Meeting Stretch Rayner changed the course of my life.

I was 29 and had no strength, no mobility, I felt disconnected from myself and my lifestyle was leading me to an early death (sleeping an average of 3 hours per night, working 15 and eating desserts exclusively).

At the time he co-owned a Crossfit box in one of the new hip areas in London, the prices were prohibitive but I had decided to make a change and invest in my health and well-being. I started attending the 6 am classes, which meant I kept sacrificing sleep to be able to get my daily dose of movement, and I did that for a while: I got stronger fast, like all beginners do, and I got injured equally quickly. I used to be under the impression that rest was not necessary and that training was all about pushing harder every day, the way beginners mindset. It took many injuries and setbacks to rethink that belief.

One trait distinguished Stretch from all the other coaches in the gym: he was not ashamed to show vulnerability. There were things he was good at, yet he would spend a considerable amount of time practicing what he struggled at. He was the owner and head coach of a successful gym, and there he was kicking and falling out of handstands dozens of times,chasing tennis balls and face planting many times a day. I came from a family with a closed mindset who ingrained in me the idea that we should only focus on skills we are naturally talented for, that failure is shameful and that it’s always too late to start anything.

Stretch inspired me to change, to fail so I could succeed and to keep trying. One feature that distinguished the gym from most others was the quality of the programme design, and Stretch was in charge of that. The training phases would follow cycles, focus on different aspects of physical development and show progressions for beginners, intermediate and advanced athletes. I made astonishing gains following the classes and figured that if he could make me achieve that much with a general group programme he could help me much more designing a programme that was tailored around my specific strengths and weaknesses. One day I found the courage to walk up to him and say the unthinkable: “I want a muscle-up.” He said: “How about we get you one pull-up first?” It sounded good to me.
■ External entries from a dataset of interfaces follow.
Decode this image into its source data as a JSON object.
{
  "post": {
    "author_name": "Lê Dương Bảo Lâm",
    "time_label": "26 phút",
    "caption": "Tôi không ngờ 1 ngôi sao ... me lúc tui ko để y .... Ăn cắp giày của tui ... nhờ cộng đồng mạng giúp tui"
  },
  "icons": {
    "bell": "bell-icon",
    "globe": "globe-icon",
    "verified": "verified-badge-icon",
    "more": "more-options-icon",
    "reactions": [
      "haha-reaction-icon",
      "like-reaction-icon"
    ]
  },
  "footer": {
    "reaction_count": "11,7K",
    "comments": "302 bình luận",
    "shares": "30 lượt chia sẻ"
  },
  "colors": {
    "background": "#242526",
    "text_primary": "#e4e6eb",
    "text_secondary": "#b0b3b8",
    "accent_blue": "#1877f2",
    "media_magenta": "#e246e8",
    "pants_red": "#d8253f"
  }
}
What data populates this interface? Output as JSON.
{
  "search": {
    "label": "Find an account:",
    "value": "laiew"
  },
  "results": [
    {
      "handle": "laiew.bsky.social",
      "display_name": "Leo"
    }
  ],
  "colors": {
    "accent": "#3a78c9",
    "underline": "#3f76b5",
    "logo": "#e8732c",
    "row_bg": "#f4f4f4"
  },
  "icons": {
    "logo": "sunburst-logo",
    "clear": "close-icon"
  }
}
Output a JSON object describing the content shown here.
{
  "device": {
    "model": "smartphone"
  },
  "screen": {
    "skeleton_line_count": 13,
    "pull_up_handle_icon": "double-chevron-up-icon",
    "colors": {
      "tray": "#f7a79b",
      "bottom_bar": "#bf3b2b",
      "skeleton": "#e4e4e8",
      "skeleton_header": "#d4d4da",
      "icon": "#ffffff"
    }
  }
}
That’s how my journey began. I left group classes for ever and focused on my goals. Stretch gave me everything I ever wanted and everything I had never even dared dreaming of: rings routines and pike rope climbs, front splits and thoracic spine extension (probably the single most useful tool for everything gymnastic-related) and above all the possibility to change and improve. I have been training with him for years now, my journey has not been linear and I did get injured again and again. Stretch has been rehabbing me and making me stronger again, and he’s always been there for me, even after moving to the other side of the world.

Stretch is everything I could possibly look for in a coach: he’s knowledgeable, caring and passionate. I never had another coach so I couldn’t compare him to anybody else, but again I am so lucky that I found the very best on first attempt.